* [PROBLEM] Skip every picture and copy only the lines from the one containing "Serialize everything readable" to the final line of the records below.
++++ DATA EXCERPTS ++++
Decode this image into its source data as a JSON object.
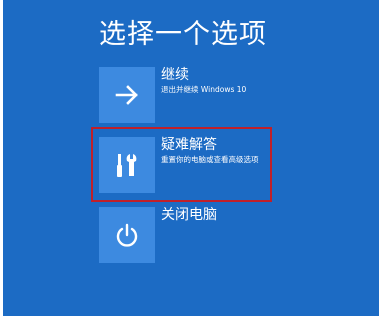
{
  "screen": {
    "title": "选择一个选项",
    "background_color": "#1c6bc4",
    "tile_color": "#3d8ae0",
    "highlight_color": "#c0202a"
  },
  "options": [
    {
      "icon": "arrow-right-icon",
      "title": "继续",
      "subtitle": "退出并继续 Windows 10"
    },
    {
      "icon": "tools-icon",
      "title": "疑难解答",
      "subtitle": "重置你的电脑或查看高级选项",
      "highlighted": true
    },
    {
      "icon": "power-icon",
      "title": "关闭电脑",
      "subtitle": ""
    }
  ]
}
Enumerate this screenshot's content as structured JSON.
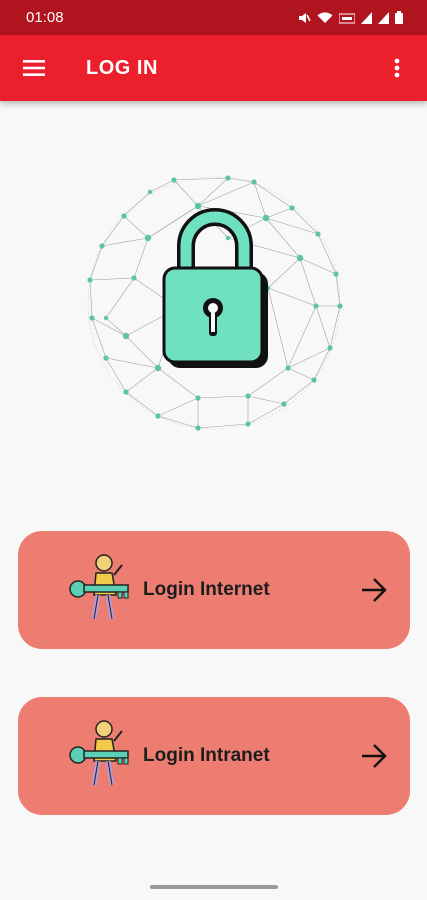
{
  "status_bar": {
    "time": "01:08",
    "icons": [
      "mute-icon",
      "wifi-icon",
      "volte-icon",
      "signal-icon",
      "signal-icon",
      "battery-icon"
    ]
  },
  "app_bar": {
    "title": "LOG IN",
    "menu_icon": "hamburger-menu-icon",
    "more_icon": "more-vertical-icon",
    "color": "#ec1f2d"
  },
  "hero": {
    "icon": "padlock-network-illustration",
    "lock_color": "#6fe0c0"
  },
  "login_options": [
    {
      "label": "Login Internet",
      "icon": "person-key-icon",
      "action_icon": "arrow-right-icon"
    },
    {
      "label": "Login Intranet",
      "icon": "person-key-icon",
      "action_icon": "arrow-right-icon"
    }
  ],
  "colors": {
    "status_bar": "#b0151f",
    "card": "#ed7d71",
    "background": "#f8f8f8"
  }
}
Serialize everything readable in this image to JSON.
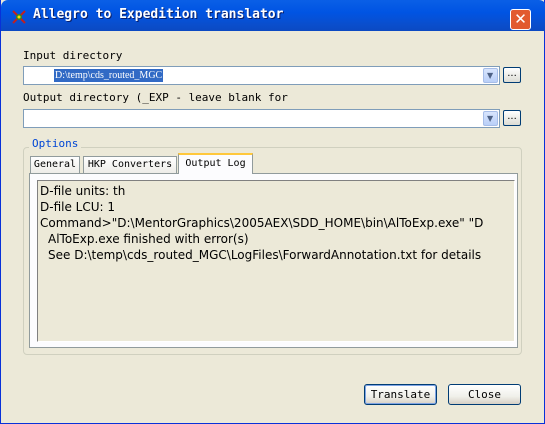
{
  "window": {
    "title": "Allegro to Expedition translator",
    "close_glyph": "✕"
  },
  "input": {
    "label": "Input directory",
    "value": "D:\\temp\\cds_routed_MGC",
    "browse_label": "..."
  },
  "output": {
    "label": "Output directory (_EXP - leave blank for",
    "value": "",
    "browse_label": "..."
  },
  "options": {
    "label": "Options",
    "tabs": [
      {
        "label": "General",
        "active": false
      },
      {
        "label": "HKP Converters",
        "active": false
      },
      {
        "label": "Output Log",
        "active": true
      }
    ],
    "log_lines": [
      "D-file units: th",
      "D-file LCU: 1",
      "Command>\"D:\\MentorGraphics\\2005AEX\\SDD_HOME\\bin\\AlToExp.exe\" \"D",
      "AlToExp.exe finished with error(s)",
      "See D:\\temp\\cds_routed_MGC\\LogFiles\\ForwardAnnotation.txt for details"
    ]
  },
  "buttons": {
    "translate": "Translate",
    "close": "Close"
  },
  "colors": {
    "titlebar": "#0054e3",
    "selection": "#316ac5",
    "background": "#ece9d8"
  }
}
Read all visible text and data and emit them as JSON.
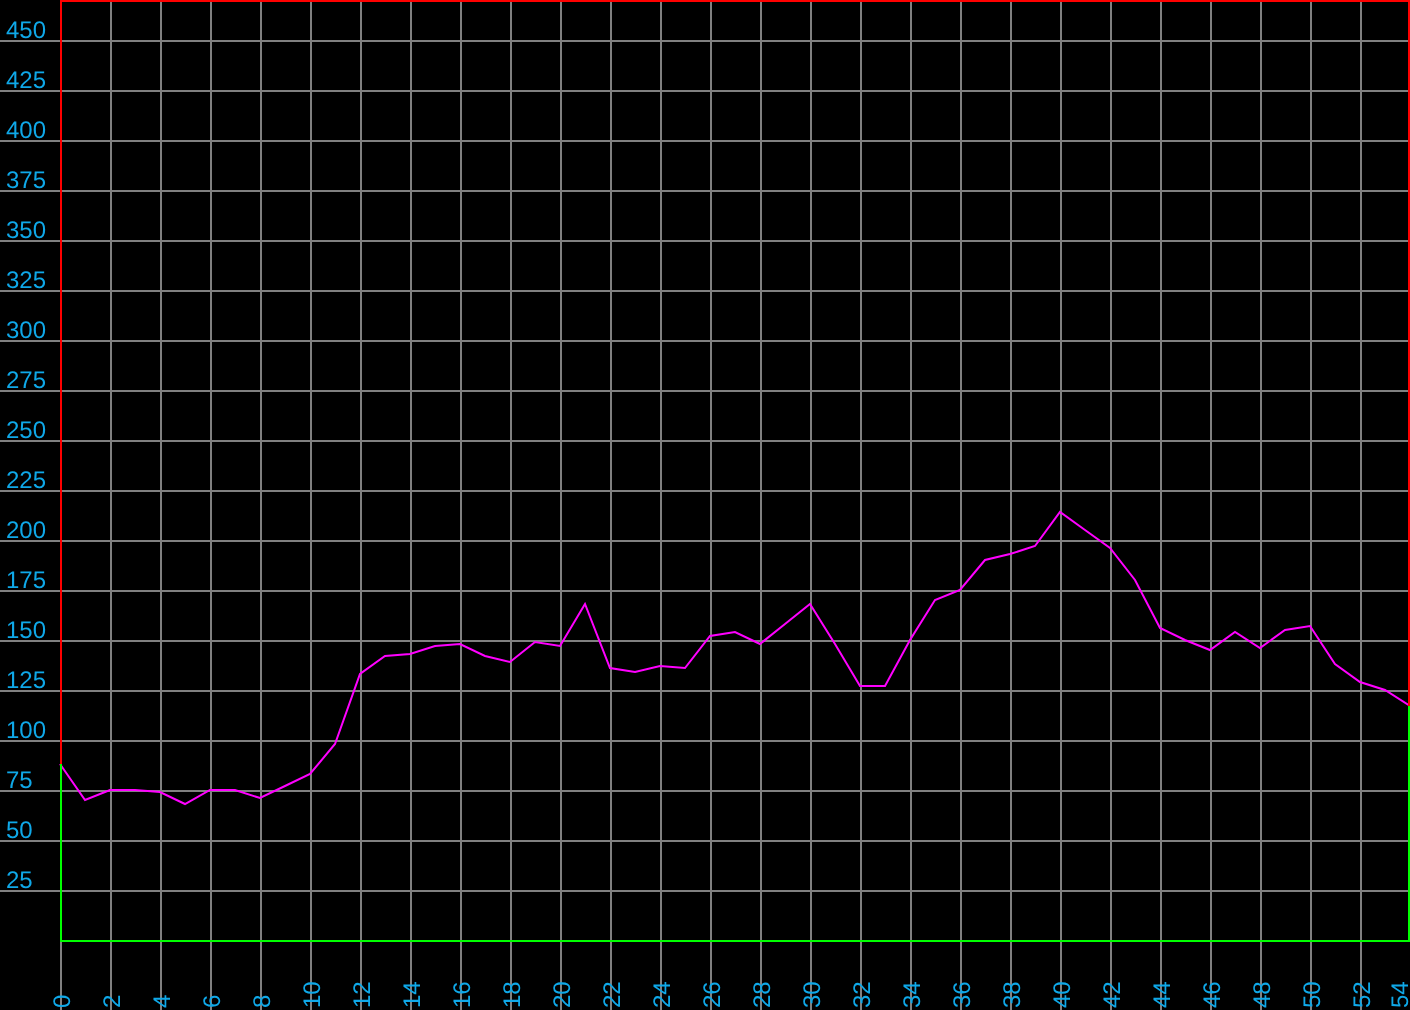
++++
* [TASK RESPONSE]
Serialize everything readable in this image to JSON.
{
  "window": {
    "title": "Allegro to Expedition translator",
    "close_glyph": "✕"
  },
  "input": {
    "label": "Input directory",
    "value": "D:\\temp\\cds_routed_MGC",
    "browse_label": "..."
  },
  "output": {
    "label": "Output directory (_EXP - leave blank for",
    "value": "",
    "browse_label": "..."
  },
  "options": {
    "label": "Options",
    "tabs": [
      {
        "label": "General",
        "active": false
      },
      {
        "label": "HKP Converters",
        "active": false
      },
      {
        "label": "Output Log",
        "active": true
      }
    ],
    "log_lines": [
      "D-file units: th",
      "D-file LCU: 1",
      "Command>\"D:\\MentorGraphics\\2005AEX\\SDD_HOME\\bin\\AlToExp.exe\" \"D",
      "AlToExp.exe finished with error(s)",
      "See D:\\temp\\cds_routed_MGC\\LogFiles\\ForwardAnnotation.txt for details"
    ]
  },
  "buttons": {
    "translate": "Translate",
    "close": "Close"
  },
  "colors": {
    "titlebar": "#0054e3",
    "selection": "#316ac5",
    "background": "#ece9d8"
  }
}
Read all visible text and data and emit them as JSON.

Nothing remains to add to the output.